- **Records provided**:

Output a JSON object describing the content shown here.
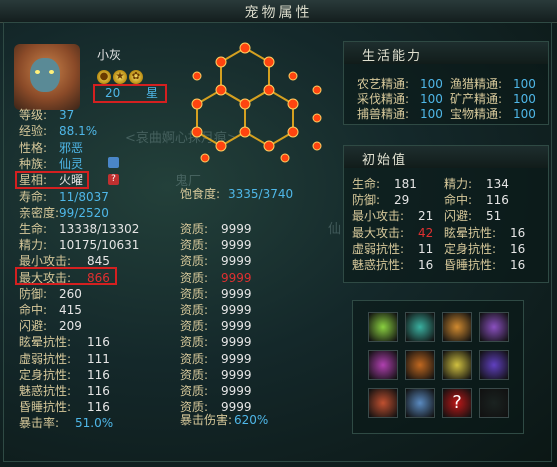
{
  "window": {
    "title": "宠物属性"
  },
  "pet": {
    "name": "小灰",
    "star_count": "20",
    "star_unit": "星",
    "left_stats": [
      {
        "label": "等级:",
        "value": "37",
        "color": "#4fb7e8"
      },
      {
        "label": "经验:",
        "value": "88.1%",
        "color": "#4fb7e8"
      },
      {
        "label": "性格:",
        "value": "邪恶",
        "color": "#4fb7e8"
      },
      {
        "label": "种族:",
        "value": "仙灵",
        "color": "#4fb7e8"
      },
      {
        "label": "星相:",
        "value": "火曜",
        "color": "#e6e6e6"
      },
      {
        "label": "寿命:",
        "value": "11/8037",
        "color": "#4fb7e8"
      },
      {
        "label": "亲密度:",
        "value": "99/2520",
        "color": "#4fb7e8"
      }
    ],
    "attrs": [
      {
        "label": "生命:",
        "value": "13338/13302",
        "color": "#e6e6e6"
      },
      {
        "label": "精力:",
        "value": "10175/10631",
        "color": "#e6e6e6"
      },
      {
        "label": "最小攻击:",
        "value": "845",
        "color": "#e6e6e6"
      },
      {
        "label": "最大攻击:",
        "value": "866",
        "color": "#e03030"
      },
      {
        "label": "防御:",
        "value": "260",
        "color": "#e6e6e6"
      },
      {
        "label": "命中:",
        "value": "415",
        "color": "#e6e6e6"
      },
      {
        "label": "闪避:",
        "value": "209",
        "color": "#e6e6e6"
      },
      {
        "label": "眩晕抗性:",
        "value": "116",
        "color": "#e6e6e6"
      },
      {
        "label": "虚弱抗性:",
        "value": "111",
        "color": "#e6e6e6"
      },
      {
        "label": "定身抗性:",
        "value": "116",
        "color": "#e6e6e6"
      },
      {
        "label": "魅惑抗性:",
        "value": "116",
        "color": "#e6e6e6"
      },
      {
        "label": "昏睡抗性:",
        "value": "116",
        "color": "#e6e6e6"
      },
      {
        "label": "暴击率:",
        "value": "51.0%",
        "color": "#4fb7e8"
      }
    ],
    "satiety_label": "饱食度:",
    "satiety_value": "3335/3740",
    "aptitudes": [
      {
        "label": "资质:",
        "value": "9999",
        "color": "#e6e6e6"
      },
      {
        "label": "资质:",
        "value": "9999",
        "color": "#e6e6e6"
      },
      {
        "label": "资质:",
        "value": "9999",
        "color": "#e6e6e6"
      },
      {
        "label": "资质:",
        "value": "9999",
        "color": "#e03030"
      },
      {
        "label": "资质:",
        "value": "9999",
        "color": "#e6e6e6"
      },
      {
        "label": "资质:",
        "value": "9999",
        "color": "#e6e6e6"
      },
      {
        "label": "资质:",
        "value": "9999",
        "color": "#e6e6e6"
      },
      {
        "label": "资质:",
        "value": "9999",
        "color": "#e6e6e6"
      },
      {
        "label": "资质:",
        "value": "9999",
        "color": "#e6e6e6"
      },
      {
        "label": "资质:",
        "value": "9999",
        "color": "#e6e6e6"
      },
      {
        "label": "资质:",
        "value": "9999",
        "color": "#e6e6e6"
      },
      {
        "label": "资质:",
        "value": "9999",
        "color": "#e6e6e6"
      }
    ],
    "crit_damage_label": "暴击伤害:",
    "crit_damage_value": "620%"
  },
  "life_skills": {
    "title": "生活能力",
    "rows": [
      [
        {
          "label": "农艺精通:",
          "value": "100"
        },
        {
          "label": "渔猎精通:",
          "value": "100"
        }
      ],
      [
        {
          "label": "采伐精通:",
          "value": "100"
        },
        {
          "label": "矿产精通:",
          "value": "100"
        }
      ],
      [
        {
          "label": "捕兽精通:",
          "value": "100"
        },
        {
          "label": "宝物精通:",
          "value": "100"
        }
      ]
    ]
  },
  "initial": {
    "title": "初始值",
    "rows": [
      [
        {
          "label": "生命:",
          "value": "181",
          "color": "#e6e6e6"
        },
        {
          "label": "精力:",
          "value": "134",
          "color": "#e6e6e6"
        }
      ],
      [
        {
          "label": "防御:",
          "value": "29",
          "color": "#e6e6e6"
        },
        {
          "label": "命中:",
          "value": "116",
          "color": "#e6e6e6"
        }
      ],
      [
        {
          "label": "最小攻击:",
          "value": "21",
          "color": "#e6e6e6"
        },
        {
          "label": "闪避:",
          "value": "51",
          "color": "#e6e6e6"
        }
      ],
      [
        {
          "label": "最大攻击:",
          "value": "42",
          "color": "#e03030"
        },
        {
          "label": "眩晕抗性:",
          "value": "16",
          "color": "#e6e6e6"
        }
      ],
      [
        {
          "label": "虚弱抗性:",
          "value": "11",
          "color": "#e6e6e6"
        },
        {
          "label": "定身抗性:",
          "value": "16",
          "color": "#e6e6e6"
        }
      ],
      [
        {
          "label": "魅惑抗性:",
          "value": "16",
          "color": "#e6e6e6"
        },
        {
          "label": "昏睡抗性:",
          "value": "16",
          "color": "#e6e6e6"
        }
      ]
    ]
  },
  "background_text": [
    "<哀曲婀心抹月痕>",
    "鬼厂",
    "仙"
  ],
  "skills": [
    {
      "icon": "lightning-skill-icon",
      "color": "#8ad040"
    },
    {
      "icon": "vortex-skill-icon",
      "color": "#3ab0a0"
    },
    {
      "icon": "flame-pillar-skill-icon",
      "color": "#d08a30"
    },
    {
      "icon": "arcane-slash-skill-icon",
      "color": "#8a50c0"
    },
    {
      "icon": "spiral-skill-icon",
      "color": "#b040b0"
    },
    {
      "icon": "fire-burst-skill-icon",
      "color": "#c06820"
    },
    {
      "icon": "holy-light-skill-icon",
      "color": "#d0c040"
    },
    {
      "icon": "storm-skill-icon",
      "color": "#6040c0"
    },
    {
      "icon": "crescent-skill-icon",
      "color": "#c05030"
    },
    {
      "icon": "cross-slash-skill-icon",
      "color": "#5a8ac0"
    },
    {
      "icon": "unknown-skill-icon",
      "color": "#c01818"
    },
    {
      "icon": "empty-slot",
      "color": "#1a2220"
    }
  ]
}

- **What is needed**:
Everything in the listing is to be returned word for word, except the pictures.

- **Task response**:
Output a JSON object describing the content shown here.
{
  "window": {
    "title": "宠物属性"
  },
  "pet": {
    "name": "小灰",
    "star_count": "20",
    "star_unit": "星",
    "left_stats": [
      {
        "label": "等级:",
        "value": "37",
        "color": "#4fb7e8"
      },
      {
        "label": "经验:",
        "value": "88.1%",
        "color": "#4fb7e8"
      },
      {
        "label": "性格:",
        "value": "邪恶",
        "color": "#4fb7e8"
      },
      {
        "label": "种族:",
        "value": "仙灵",
        "color": "#4fb7e8"
      },
      {
        "label": "星相:",
        "value": "火曜",
        "color": "#e6e6e6"
      },
      {
        "label": "寿命:",
        "value": "11/8037",
        "color": "#4fb7e8"
      },
      {
        "label": "亲密度:",
        "value": "99/2520",
        "color": "#4fb7e8"
      }
    ],
    "attrs": [
      {
        "label": "生命:",
        "value": "13338/13302",
        "color": "#e6e6e6"
      },
      {
        "label": "精力:",
        "value": "10175/10631",
        "color": "#e6e6e6"
      },
      {
        "label": "最小攻击:",
        "value": "845",
        "color": "#e6e6e6"
      },
      {
        "label": "最大攻击:",
        "value": "866",
        "color": "#e03030"
      },
      {
        "label": "防御:",
        "value": "260",
        "color": "#e6e6e6"
      },
      {
        "label": "命中:",
        "value": "415",
        "color": "#e6e6e6"
      },
      {
        "label": "闪避:",
        "value": "209",
        "color": "#e6e6e6"
      },
      {
        "label": "眩晕抗性:",
        "value": "116",
        "color": "#e6e6e6"
      },
      {
        "label": "虚弱抗性:",
        "value": "111",
        "color": "#e6e6e6"
      },
      {
        "label": "定身抗性:",
        "value": "116",
        "color": "#e6e6e6"
      },
      {
        "label": "魅惑抗性:",
        "value": "116",
        "color": "#e6e6e6"
      },
      {
        "label": "昏睡抗性:",
        "value": "116",
        "color": "#e6e6e6"
      },
      {
        "label": "暴击率:",
        "value": "51.0%",
        "color": "#4fb7e8"
      }
    ],
    "satiety_label": "饱食度:",
    "satiety_value": "3335/3740",
    "aptitudes": [
      {
        "label": "资质:",
        "value": "9999",
        "color": "#e6e6e6"
      },
      {
        "label": "资质:",
        "value": "9999",
        "color": "#e6e6e6"
      },
      {
        "label": "资质:",
        "value": "9999",
        "color": "#e6e6e6"
      },
      {
        "label": "资质:",
        "value": "9999",
        "color": "#e03030"
      },
      {
        "label": "资质:",
        "value": "9999",
        "color": "#e6e6e6"
      },
      {
        "label": "资质:",
        "value": "9999",
        "color": "#e6e6e6"
      },
      {
        "label": "资质:",
        "value": "9999",
        "color": "#e6e6e6"
      },
      {
        "label": "资质:",
        "value": "9999",
        "color": "#e6e6e6"
      },
      {
        "label": "资质:",
        "value": "9999",
        "color": "#e6e6e6"
      },
      {
        "label": "资质:",
        "value": "9999",
        "color": "#e6e6e6"
      },
      {
        "label": "资质:",
        "value": "9999",
        "color": "#e6e6e6"
      },
      {
        "label": "资质:",
        "value": "9999",
        "color": "#e6e6e6"
      }
    ],
    "crit_damage_label": "暴击伤害:",
    "crit_damage_value": "620%"
  },
  "life_skills": {
    "title": "生活能力",
    "rows": [
      [
        {
          "label": "农艺精通:",
          "value": "100"
        },
        {
          "label": "渔猎精通:",
          "value": "100"
        }
      ],
      [
        {
          "label": "采伐精通:",
          "value": "100"
        },
        {
          "label": "矿产精通:",
          "value": "100"
        }
      ],
      [
        {
          "label": "捕兽精通:",
          "value": "100"
        },
        {
          "label": "宝物精通:",
          "value": "100"
        }
      ]
    ]
  },
  "initial": {
    "title": "初始值",
    "rows": [
      [
        {
          "label": "生命:",
          "value": "181",
          "color": "#e6e6e6"
        },
        {
          "label": "精力:",
          "value": "134",
          "color": "#e6e6e6"
        }
      ],
      [
        {
          "label": "防御:",
          "value": "29",
          "color": "#e6e6e6"
        },
        {
          "label": "命中:",
          "value": "116",
          "color": "#e6e6e6"
        }
      ],
      [
        {
          "label": "最小攻击:",
          "value": "21",
          "color": "#e6e6e6"
        },
        {
          "label": "闪避:",
          "value": "51",
          "color": "#e6e6e6"
        }
      ],
      [
        {
          "label": "最大攻击:",
          "value": "42",
          "color": "#e03030"
        },
        {
          "label": "眩晕抗性:",
          "value": "16",
          "color": "#e6e6e6"
        }
      ],
      [
        {
          "label": "虚弱抗性:",
          "value": "11",
          "color": "#e6e6e6"
        },
        {
          "label": "定身抗性:",
          "value": "16",
          "color": "#e6e6e6"
        }
      ],
      [
        {
          "label": "魅惑抗性:",
          "value": "16",
          "color": "#e6e6e6"
        },
        {
          "label": "昏睡抗性:",
          "value": "16",
          "color": "#e6e6e6"
        }
      ]
    ]
  },
  "background_text": [
    "<哀曲婀心抹月痕>",
    "鬼厂",
    "仙"
  ],
  "skills": [
    {
      "icon": "lightning-skill-icon",
      "color": "#8ad040"
    },
    {
      "icon": "vortex-skill-icon",
      "color": "#3ab0a0"
    },
    {
      "icon": "flame-pillar-skill-icon",
      "color": "#d08a30"
    },
    {
      "icon": "arcane-slash-skill-icon",
      "color": "#8a50c0"
    },
    {
      "icon": "spiral-skill-icon",
      "color": "#b040b0"
    },
    {
      "icon": "fire-burst-skill-icon",
      "color": "#c06820"
    },
    {
      "icon": "holy-light-skill-icon",
      "color": "#d0c040"
    },
    {
      "icon": "storm-skill-icon",
      "color": "#6040c0"
    },
    {
      "icon": "crescent-skill-icon",
      "color": "#c05030"
    },
    {
      "icon": "cross-slash-skill-icon",
      "color": "#5a8ac0"
    },
    {
      "icon": "unknown-skill-icon",
      "color": "#c01818"
    },
    {
      "icon": "empty-slot",
      "color": "#1a2220"
    }
  ]
}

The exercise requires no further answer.